I'm doing Port Hedland right now, my opinion...get me the hell outta here! Bad juju man.
You guy's are lucky to have had such adventures as kids, my parents used to go overseas on holidays and leave me and my brother to fend for ourselves. 12 & 13 the first time, that was an adventure in itself.
Anyways, Yorkes have you always lived on York pen?
I mean did you grow up living there?
Second time this week I've stumbled upon forum chat regarding the gunbarrel, have enjoyed the reading! Vicco lad myself and never explored much further than the GOR but the desire to transverse this wide brown land is only fuelled by the yarns. Check out the link below for a few laughs and some more stories on the hwy -
Hey crust I grew up in Adelaide and did my apprenticeship at Holdens when I left school so Yorkes was my go to spot pretty much every weekend. I've lived down the bottom end of the peninsula for about 12 years and it feels like home now.
But I always try and get over to SA's West Coast a few times a year. Not just for the waves but because its a true frontier out there. Last year I went up to Lake Gairdner and Mount Ives Station on the way over to Cactus. It's great to get off the bitumen and onto the red dirt!
I was just curious as you said you mom worked at a nursing home. I shared a room in J/bay for a couple of months with a bloke from there in the mid 80's, his folks owned a nursing home on yorkes, thought maybe you might have known him, long shot, funny bugger
I'm doing Port Hedland right now, my opinion...get me the hell outta here!
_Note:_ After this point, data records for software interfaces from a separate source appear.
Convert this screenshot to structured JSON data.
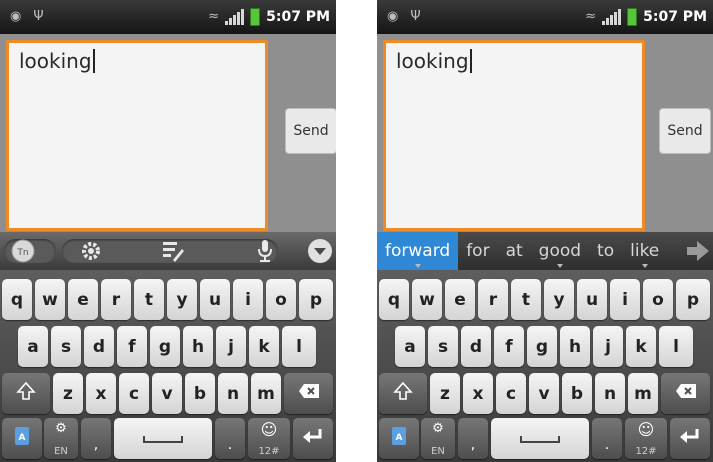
{
  "phones": [
    {
      "status": {
        "time": "5:07 PM"
      },
      "compose": {
        "text": "looking"
      },
      "send_label": "Send",
      "keyboard": {
        "row1": [
          "q",
          "w",
          "e",
          "r",
          "t",
          "y",
          "u",
          "i",
          "o",
          "p"
        ],
        "row2": [
          "a",
          "s",
          "d",
          "f",
          "g",
          "h",
          "j",
          "k",
          "l"
        ],
        "row3": [
          "z",
          "x",
          "c",
          "v",
          "b",
          "n",
          "m"
        ],
        "lang_label": "EN",
        "comma": ",",
        "period": ".",
        "sym_label": "12#"
      }
    },
    {
      "status": {
        "time": "5:07 PM"
      },
      "compose": {
        "text": "looking"
      },
      "send_label": "Send",
      "suggestions": [
        "forward",
        "for",
        "at",
        "good",
        "to",
        "like"
      ],
      "keyboard": {
        "row1": [
          "q",
          "w",
          "e",
          "r",
          "t",
          "y",
          "u",
          "i",
          "o",
          "p"
        ],
        "row2": [
          "a",
          "s",
          "d",
          "f",
          "g",
          "h",
          "j",
          "k",
          "l"
        ],
        "row3": [
          "z",
          "x",
          "c",
          "v",
          "b",
          "n",
          "m"
        ],
        "lang_label": "EN",
        "comma": ",",
        "period": ".",
        "sym_label": "12#"
      }
    }
  ],
  "icons": [
    "android-icon",
    "usb-icon",
    "wifi-icon",
    "signal-icon",
    "battery-icon",
    "settings-icon",
    "edit-icon",
    "microphone-icon",
    "hide-keyboard-icon",
    "shift-icon",
    "backspace-icon",
    "enter-icon",
    "emoji-icon",
    "input-method-icon",
    "next-arrow-icon"
  ]
}
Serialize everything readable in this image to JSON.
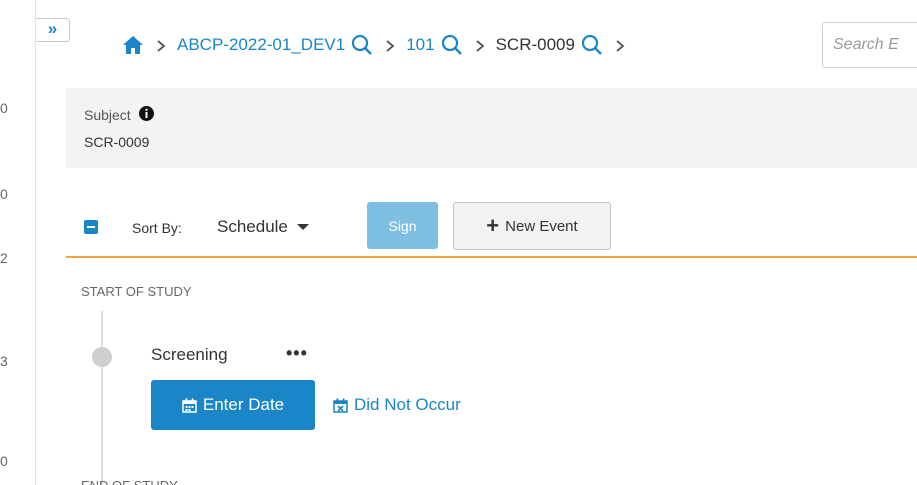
{
  "gutter": {
    "numbers": [
      "0",
      "0",
      "2",
      "3",
      "0"
    ]
  },
  "nav": {
    "expand_label": "»"
  },
  "breadcrumb": {
    "study": "ABCP-2022-01_DEV1",
    "site": "101",
    "subject": "SCR-0009",
    "search_placeholder": "Search E"
  },
  "subject_panel": {
    "label": "Subject",
    "value": "SCR-0009"
  },
  "toolbar": {
    "sort_label": "Sort By:",
    "sort_value": "Schedule",
    "sign_label": "Sign",
    "new_event_label": "New Event"
  },
  "timeline": {
    "start_label": "START OF STUDY",
    "end_label": "END OF STUDY",
    "events": [
      {
        "name": "Screening",
        "more_label": "•••",
        "enter_date_label": "Enter Date",
        "did_not_occur_label": "Did Not Occur"
      }
    ]
  },
  "colors": {
    "accent": "#1a86c8",
    "sign_disabled": "#7fc0e2",
    "divider": "#f0a241",
    "panel_bg": "#f3f3f3"
  }
}
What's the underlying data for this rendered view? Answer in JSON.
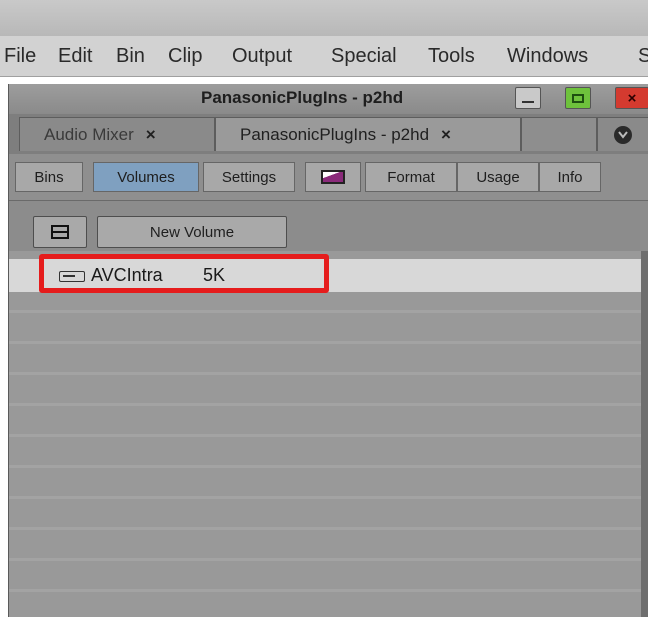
{
  "menubar": {
    "items": [
      "File",
      "Edit",
      "Bin",
      "Clip",
      "Output",
      "Special",
      "Tools",
      "Windows",
      "S"
    ]
  },
  "window": {
    "title": "PanasonicPlugIns - p2hd"
  },
  "tabs": [
    {
      "label": "Audio Mixer",
      "close": "×",
      "active": false
    },
    {
      "label": "PanasonicPlugIns - p2hd",
      "close": "×",
      "active": true
    }
  ],
  "subtabs": [
    "Bins",
    "Volumes",
    "Settings",
    "",
    "Format",
    "Usage",
    "Info"
  ],
  "active_subtab": "Volumes",
  "toolbar": {
    "new_volume_label": "New Volume"
  },
  "volumes": [
    {
      "name": "AVCIntra",
      "size": "5K"
    }
  ],
  "colors": {
    "accent_selected_tab": "#7fa0c0",
    "highlight": "#e51c1c",
    "window_min": "#c9c9c9",
    "window_max": "#6ec23c",
    "window_close": "#d43a2f"
  }
}
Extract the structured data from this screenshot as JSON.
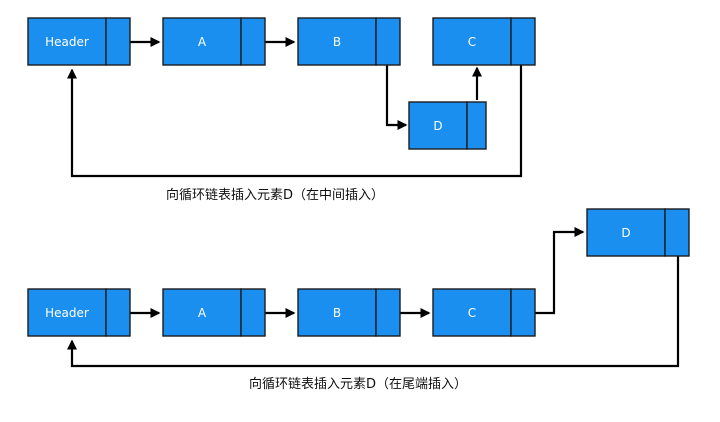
{
  "colors": {
    "node_fill": "#1a8ff0",
    "node_border": "#1c1c1c",
    "arrow": "#000000",
    "label_text": "#ffffff",
    "caption_text": "#111111"
  },
  "diagram_top": {
    "nodes": [
      "Header",
      "A",
      "B",
      "C",
      "D"
    ],
    "caption": "向循环链表插入元素D（在中间插入）"
  },
  "diagram_bottom": {
    "nodes": [
      "Header",
      "A",
      "B",
      "C",
      "D"
    ],
    "caption": "向循环链表插入元素D（在尾端插入）"
  }
}
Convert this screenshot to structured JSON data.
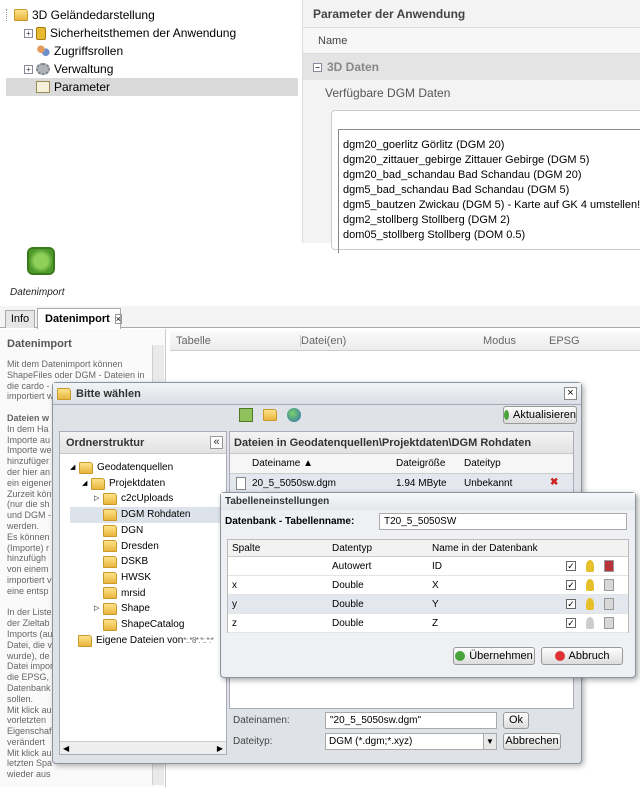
{
  "tree": {
    "root": "3D Geländedarstellung",
    "items": [
      "Sicherheitsthemen der Anwendung",
      "Zugriffsrollen",
      "Verwaltung",
      "Parameter"
    ]
  },
  "params": {
    "title": "Parameter der Anwendung",
    "col_name": "Name",
    "group": "3D Daten",
    "field_label": "Verfügbare DGM Daten",
    "dgm_list": [
      "dgm20_goerlitz Görlitz (DGM 20)",
      "dgm20_zittauer_gebirge Zittauer Gebirge (DGM 5)",
      "dgm20_bad_schandau Bad Schandau (DGM 20)",
      "dgm5_bad_schandau Bad Schandau (DGM 5)",
      "dgm5_bautzen Zwickau (DGM 5) - Karte auf  GK 4 umstellen!",
      "dgm2_stollberg Stollberg (DGM 2)",
      "dom05_stollberg Stollberg (DOM 0.5)"
    ]
  },
  "toolbar": {
    "datenimport": "Datenimport"
  },
  "tabs": {
    "info": "Info",
    "datenimport": "Datenimport",
    "close": "×"
  },
  "main_cols": [
    "Tabelle",
    "Datei(en)",
    "Modus",
    "EPSG"
  ],
  "left_panel": {
    "title": "Datenimport",
    "lines": [
      "Mit dem Datenimport können",
      "ShapeFiles oder DGM - Dateien in",
      "die cardo -",
      "importiert w",
      "",
      "Dateien w",
      "In dem Ha",
      "Importe au",
      "Importe we",
      "hinzufüger",
      "der hier an",
      "ein eigener",
      "Zurzeit kön",
      "(nur die sh",
      "und DGM -",
      "werden.",
      "Es können",
      "(Importe) r",
      "hinzufügh",
      "von einem",
      "importiert v",
      "eine entsp",
      "",
      "In der Liste",
      "der Zieltab",
      "Imports (au",
      "Datei, die v",
      "wurde), de",
      "Datei impor",
      "die EPSG, r",
      "Datenbank",
      "sollen.",
      "Mit klick au",
      "vorletzten",
      "Eigenschaf",
      "verändert",
      "Mit klick au",
      "letzten Spa",
      "wieder aus"
    ]
  },
  "dialog": {
    "title": "Bitte wählen",
    "close": "×",
    "refresh": "Aktualisieren",
    "folder_title": "Ordnerstruktur",
    "collapse": "«",
    "folders": {
      "root": "Geodatenquellen",
      "project": "Projektdaten",
      "items": [
        "c2cUploads",
        "DGM Rohdaten",
        "DGN",
        "Dresden",
        "DSKB",
        "HWSK",
        "mrsid",
        "Shape",
        "ShapeCatalog"
      ],
      "own": "Eigene Dateien von ",
      "own_mask": "*:.*8*.*:.*:*"
    },
    "files_title": "Dateien in Geodatenquellen\\Projektdaten\\DGM Rohdaten",
    "file_cols": [
      "Dateiname ▲",
      "Dateigröße",
      "Dateityp"
    ],
    "file": {
      "name": "20_5_5050sw.dgm",
      "size": "1.94 MByte",
      "type": "Unbekannt",
      "delete": "✖"
    },
    "filename_label": "Dateinamen:",
    "filename_value": "\"20_5_5050sw.dgm\"",
    "ok": "Ok",
    "filetype_label": "Dateityp:",
    "filetype_value": "DGM (*.dgm;*.xyz)",
    "cancel": "Abbrechen"
  },
  "table_dialog": {
    "title": "Tabelleneinstellungen",
    "label": "Datenbank - Tabellenname:",
    "value": "T20_5_5050SW",
    "cols": [
      "Spalte",
      "Datentyp",
      "Name in der Datenbank"
    ],
    "rows": [
      {
        "spalte": "",
        "typ": "Autowert",
        "name": "ID"
      },
      {
        "spalte": "x",
        "typ": "Double",
        "name": "X"
      },
      {
        "spalte": "y",
        "typ": "Double",
        "name": "Y"
      },
      {
        "spalte": "z",
        "typ": "Double",
        "name": "Z"
      }
    ],
    "apply": "Übernehmen",
    "abort": "Abbruch",
    "check": "✓"
  },
  "colors": {
    "accent": "#3d6fa8",
    "selected": "#dadada",
    "bar": "#efefef"
  }
}
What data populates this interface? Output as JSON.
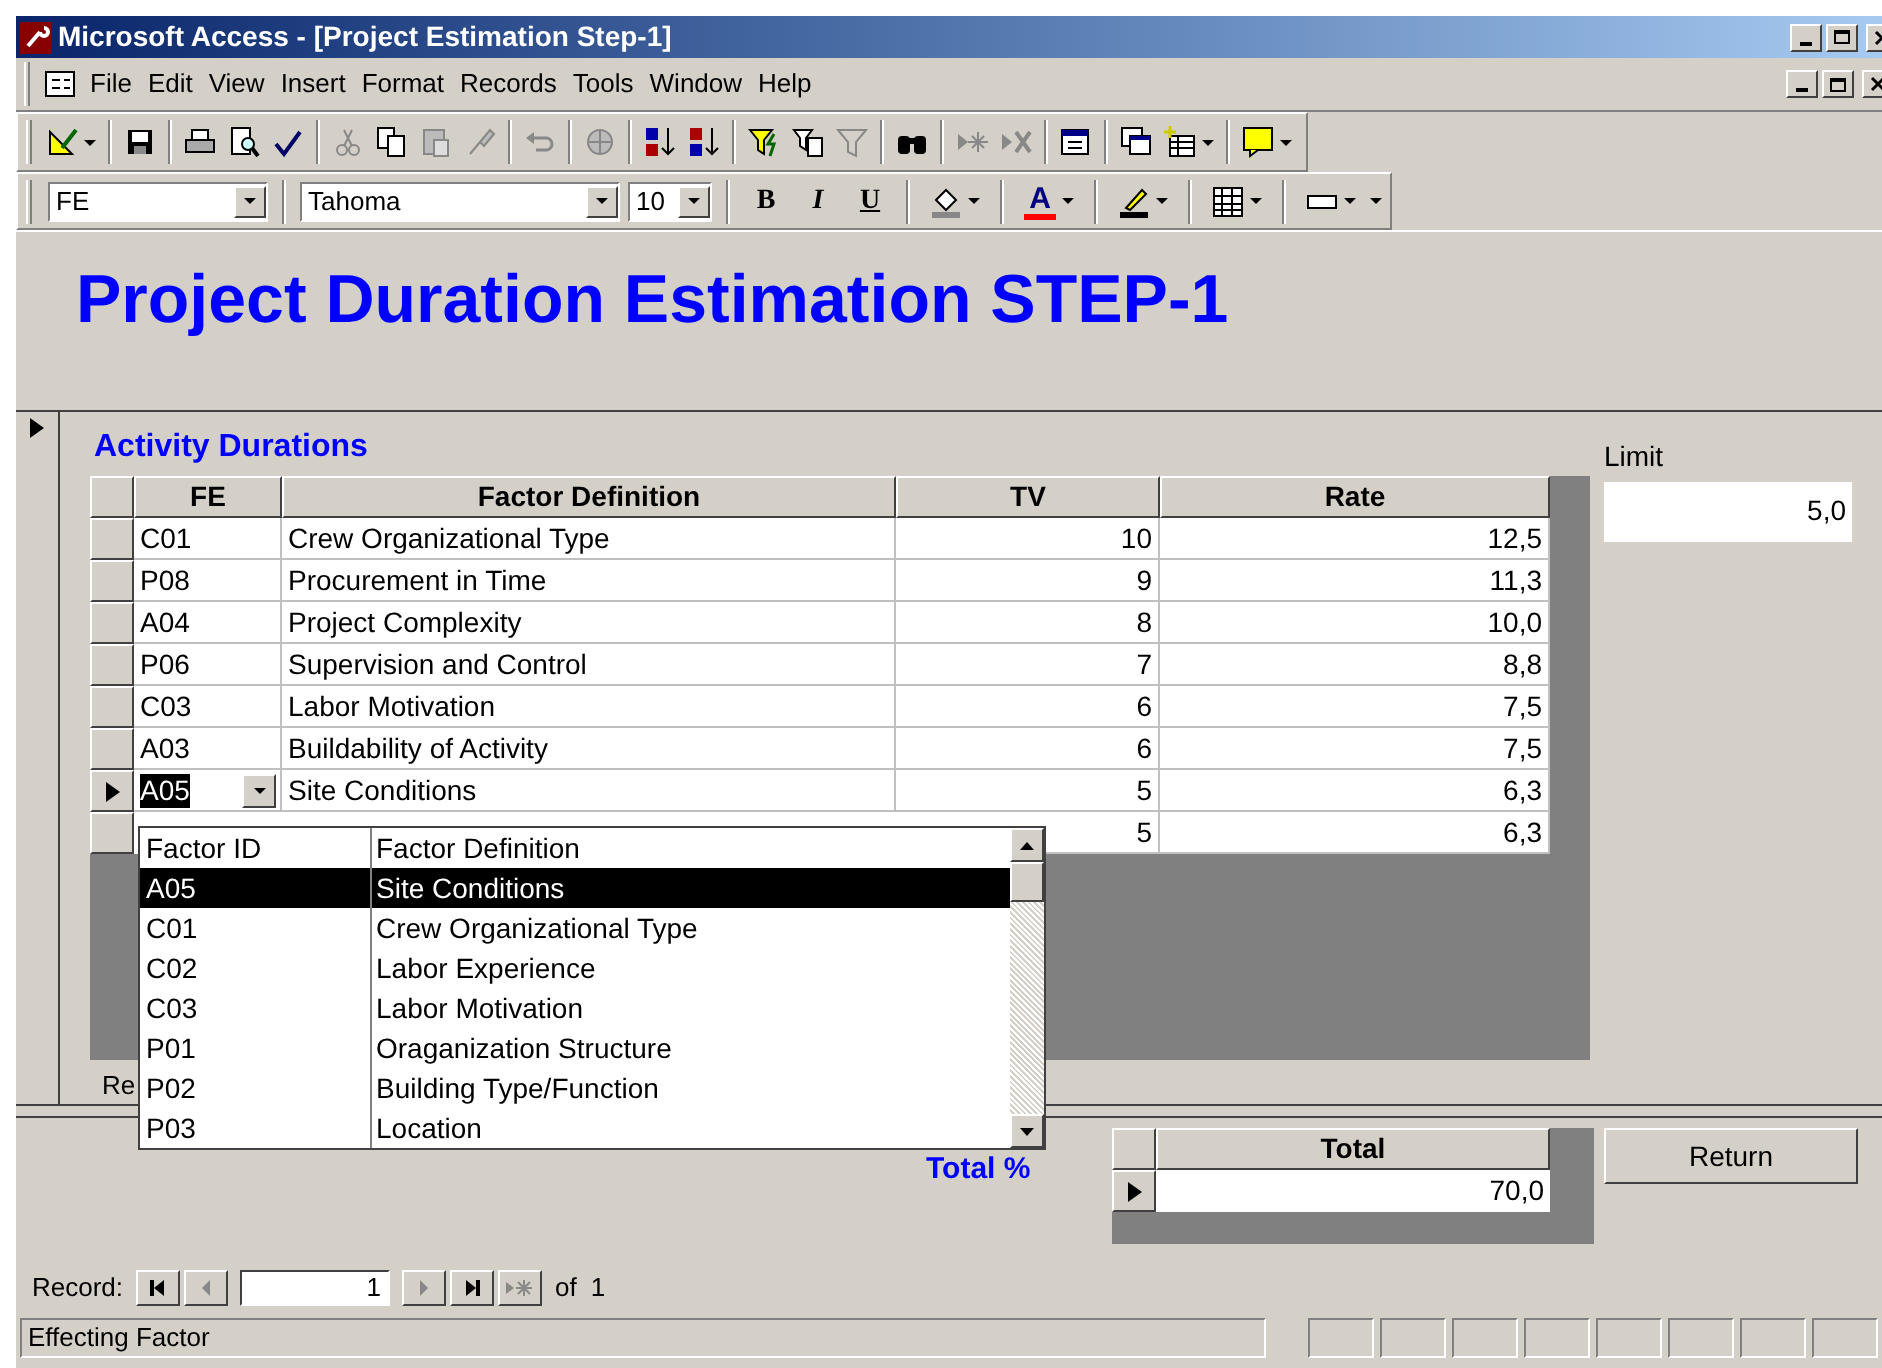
{
  "window": {
    "title": "Microsoft Access - [Project Estimation Step-1]"
  },
  "menu": [
    "File",
    "Edit",
    "View",
    "Insert",
    "Format",
    "Records",
    "Tools",
    "Window",
    "Help"
  ],
  "formatting_toolbar": {
    "object": "FE",
    "font": "Tahoma",
    "size": "10",
    "bold": "B",
    "italic": "I",
    "underline": "U",
    "font_color": "A"
  },
  "form": {
    "title": "Project Duration Estimation STEP-1",
    "subform": {
      "label": "Activity Durations",
      "columns": [
        "FE",
        "Factor Definition",
        "TV",
        "Rate"
      ],
      "rows": [
        {
          "fe": "C01",
          "definition": "Crew Organizational Type",
          "tv": "10",
          "rate": "12,5",
          "selected": false
        },
        {
          "fe": "P08",
          "definition": "Procurement in Time",
          "tv": "9",
          "rate": "11,3",
          "selected": false
        },
        {
          "fe": "A04",
          "definition": "Project Complexity",
          "tv": "8",
          "rate": "10,0",
          "selected": false
        },
        {
          "fe": "P06",
          "definition": "Supervision and Control",
          "tv": "7",
          "rate": "8,8",
          "selected": false
        },
        {
          "fe": "C03",
          "definition": "Labor Motivation",
          "tv": "6",
          "rate": "7,5",
          "selected": false
        },
        {
          "fe": "A03",
          "definition": "Buildability of Activity",
          "tv": "6",
          "rate": "7,5",
          "selected": false
        },
        {
          "fe": "A05",
          "definition": "Site Conditions",
          "tv": "5",
          "rate": "6,3",
          "selected": true
        },
        {
          "tv": "5",
          "rate": "6,3",
          "selected": false
        }
      ],
      "record_label": "Re"
    },
    "limit": {
      "label": "Limit",
      "value": "5,0"
    },
    "dropdown": {
      "columns": [
        "Factor ID",
        "Factor Definition"
      ],
      "items": [
        {
          "id": "A05",
          "definition": "Site Conditions",
          "selected": true
        },
        {
          "id": "C01",
          "definition": "Crew Organizational Type",
          "selected": false
        },
        {
          "id": "C02",
          "definition": "Labor Experience",
          "selected": false
        },
        {
          "id": "C03",
          "definition": "Labor Motivation",
          "selected": false
        },
        {
          "id": "P01",
          "definition": "Oraganization Structure",
          "selected": false
        },
        {
          "id": "P02",
          "definition": "Building Type/Function",
          "selected": false
        },
        {
          "id": "P03",
          "definition": "Location",
          "selected": false
        }
      ]
    },
    "total": {
      "label": "Total %",
      "column": "Total",
      "value": "70,0"
    },
    "return_button": "Return"
  },
  "record_nav": {
    "label": "Record:",
    "current": "1",
    "of": "of",
    "count": "1"
  },
  "status_bar": "Effecting Factor"
}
Bad juju man.
Yeah weird little red dirty town, not much there.
Good old grandma, what a little legend 12 kms a day, My grandad always said to keep the body well oiled, I think he meant just eat lots of butter, nana"s home cooking and keep it ticking over. :)
@crustt- Mum worked in an old folks home in Glenelg in the early 80's which is a beachside suburb in Adelaide so not the same one you must be talking about?
But if you remember this funny buggers name I might remember him? It's a small surfing community down here, many have moved on but few are forgotton. Whether its through character or surfing ability there's been some memorable people that have spent time surfing down here over the years.
@Yorkes, his first name was Steve, a goofy foot, big bloke, would be late 40's now. He would probably have moved on as he was the adventurous type, when I met him he'd already traveled through Africa from London and walked the full length of the Transki, pretty good for a 17 year old I thought. He may have moved to Asia as he kept on mentioning his love of Chinamans. :-)
@crusst- pommy steve, if it's the guy I'm thinking of I did my first trip to cactus with him and a guy named tony. Being the grommet I was mercilessly tormented by those guys but it was a rite of passage back in those days. He used to charge, saw him surf 10-12ft Dalys by himself once!
Found a few pics of unusual rock formations around the Eyre Peninsula and Gawler Ranges. They call it Granite country.
Thanks Yorkes, dunno if he was a pom, he was well spoken with that private school accent all you croweaters have.:-)
Nice pics, will have to have a poke around there when we are on our way west, my missus has a good little business doing landscape photography, so she loves SA.
Gee Yorkesurfer, I didn't know they invented submarines that long ago, thee ol captain would of go a rude awakening opening the lid to find dry land.
That your caravan?
Nah crustt I have a more modest camper trailer that I tow behind my Pathfinder. Dunno how well that massive van would go off road but it sure looks comfy!
If you google Gawler Ranges there's more pics/info on what's up there. It's a photographers paradise, your wife will love it.
And Welly yeah that submarine is crazy out there in the desert. A 4wd club built it as a tourist attraction. The nearby Lake Gairdner sure isn't deep enough to submerge it. It's one of the driest flattest salt lakes in the world and has been the site of various land speed record attempts over the years.
Wow, epic stories YS and TGF, love reading about this stuff, especially about places hardly any one has ever been!